Share all you like, but please copy it right and in context.
Mentioning that you got it from Grooving With A Pict would be right neighborly of ya.
And feel free to feed the fish below (or leave some feedback)!
There was an error in this gadget

Your Blogger For The Evening:

Sunday, December 25, 2011

Six Signs that Your Depiction of Fundamentalists Relies More on Media Stereotypes than Historical Research

Ten Signs That You Might Be a Fundamentalist - Free Online Library
Do all ten of the characteristics apply to all fundamentalists? In reality, folks are probably fundamentalist by degrees. However, the two elements of certitude and a supporting, indoctrinating subculture are universal characteristics. I want to end with an assignment. Go back over the list and write the inverse of each point. What would such person or society acting on reverse characteristics look like?
My main objection to the article is that I could not find a characteristic that either didn't apply to all fundamentalists, or, even if it did, also applied to the general population (although in some cases, with minor changes in terminology; note that I added the second item, edited the third and moved several lower than what they originally were):
  1. You fail to notice that the first four items in the above list, with minor changes in terminology, are applicable to a wide variety of people. For example, if one substitutes "irrationality", "irrational", and "rational" for "Dominion of Darkness", "evil", and "righteous", one winds up with the views of many atheists. Furthermore, the tenth item is applicable not only to much of Christianity (e.g., I've heard many non-fundamentalist Christians question whether I'm really a Christian because I'm a fundamentalist), but other religions as well.  
  2. You believe that the more vocal, more controversial, and more political fundamentalists speak for all fundamentalists and are totally unaware (or else ignore) the original definition of the term "fundamentalism". This is akin to saying that Madalyn Murray O'Hair or the new atheists represent all atheists. Thus, items 6-10 are not characteristic of all fundamentalists.
  3. You believe there is such a thing as "Islamic fundamentalism" (an idea that is refuted in the link to the original definition of fundamentalism above).
  4. You view the terms "Religious Right" and "fundamentalist" as synonymous.
  5. You believe that "theological conservatism" must necessarily lead to "social and/or political conservatism".
  6. You have no explanation as how one can reject the fundamentals of the Christian faith and yet still be considered "Christian".
[Update: If I were to this over again, I would have split the second into two as follows:
2. You are totally unaware of (or else ignore) the original definition of fundamentalism and therefore believe that one can be fundamentalist "by degrees".  On the contrary, either one believes all five of the fundamentals or one doesn't.
3. Because of this second error, you mistake the more vocal (strident?), more controversial, and more political faction(s) of fundamentalism as the authentic representatives of the movement.
Furthermore, I would have added an eighth sign:
8. You consider a Inherit the Wind as a historical recreation of the events of the Scopes Trial.]
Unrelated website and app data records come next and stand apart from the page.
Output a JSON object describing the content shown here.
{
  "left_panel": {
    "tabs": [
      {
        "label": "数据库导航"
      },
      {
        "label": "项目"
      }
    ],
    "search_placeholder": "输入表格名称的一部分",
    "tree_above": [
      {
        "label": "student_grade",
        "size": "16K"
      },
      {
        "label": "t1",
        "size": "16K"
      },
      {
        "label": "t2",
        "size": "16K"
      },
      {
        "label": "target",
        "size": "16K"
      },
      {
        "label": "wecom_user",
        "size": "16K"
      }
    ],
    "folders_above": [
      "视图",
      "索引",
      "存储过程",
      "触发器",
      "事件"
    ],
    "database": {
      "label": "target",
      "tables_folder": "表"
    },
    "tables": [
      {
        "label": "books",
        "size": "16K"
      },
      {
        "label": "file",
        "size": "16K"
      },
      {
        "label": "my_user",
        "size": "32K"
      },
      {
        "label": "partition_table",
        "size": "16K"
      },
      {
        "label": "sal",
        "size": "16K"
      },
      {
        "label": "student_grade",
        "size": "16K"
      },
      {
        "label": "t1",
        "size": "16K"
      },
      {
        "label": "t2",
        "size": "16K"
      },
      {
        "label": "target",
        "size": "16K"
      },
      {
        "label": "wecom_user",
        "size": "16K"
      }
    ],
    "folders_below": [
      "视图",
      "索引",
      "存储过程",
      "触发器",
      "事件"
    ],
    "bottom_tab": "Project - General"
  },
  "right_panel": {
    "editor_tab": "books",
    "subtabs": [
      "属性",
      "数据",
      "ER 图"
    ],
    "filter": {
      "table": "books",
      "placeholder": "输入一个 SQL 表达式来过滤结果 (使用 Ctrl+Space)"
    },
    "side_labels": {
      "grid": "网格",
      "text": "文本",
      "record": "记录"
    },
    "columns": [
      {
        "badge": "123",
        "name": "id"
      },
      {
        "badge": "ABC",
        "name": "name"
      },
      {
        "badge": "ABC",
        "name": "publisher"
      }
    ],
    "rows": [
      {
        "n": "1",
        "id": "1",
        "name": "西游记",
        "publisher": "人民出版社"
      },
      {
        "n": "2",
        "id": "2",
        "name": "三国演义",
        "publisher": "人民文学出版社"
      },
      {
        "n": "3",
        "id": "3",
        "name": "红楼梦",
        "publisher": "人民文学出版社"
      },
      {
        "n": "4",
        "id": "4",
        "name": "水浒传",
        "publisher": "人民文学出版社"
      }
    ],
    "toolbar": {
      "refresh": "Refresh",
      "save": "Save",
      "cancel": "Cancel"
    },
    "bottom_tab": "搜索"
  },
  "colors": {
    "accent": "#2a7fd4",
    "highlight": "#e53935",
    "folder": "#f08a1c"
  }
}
A few more notes:
1) I realize in cases of ex-fundamentalists such as Mr. (my apologies if I should use "Dr." or some other honorific instead) Alexander's, personal experience probably plays a larger role than media stereotypes. The point I was trying to make in the title, however, remains: most of these characteristics are either not true of all fundamentalists or are also true of most of culture as well (with perhaps minor changes in the terminology used as noted).
2) My mention of "media stereotypes" is not meant to imply a belief in a general media conspiracy against fundamentalists, but rather that the media tends to focus on controversy because that's what tends to sell.
3) As for the assignment mentioned in the last paragraph, I doubt that such a person really exists. I think that everyone displays a certain amount of certainty about his or her beliefs (otherwise, why hold them?). Furthermore, I've yet to find a subculture that didn't have some beliefs beyond question... or someone who has said "question everything" who hasn't added a (usually unspoken) "except for what I tell you" to it. Besides, my first question after someone tells me to "question everything" tends to be "How can I be sure I'm questioning everything and not just looking for rationalizations to believe what I want to believe?".
4) As for an assignment I'd like to give: study the original fundamentalists and note the differences between them and how fundamentalists are portrayed today (for those interested, a good start might be my "Myths about Fundamentalists" series).
While my response originally appeared on the webpage linked at the beginning of this article, it appears to have been subsequently removed.

No comments:

Post a Comment

(Your comments go here. Thanks!)

RSS-Pect The Groove

Grooving With A Pict

Groove Back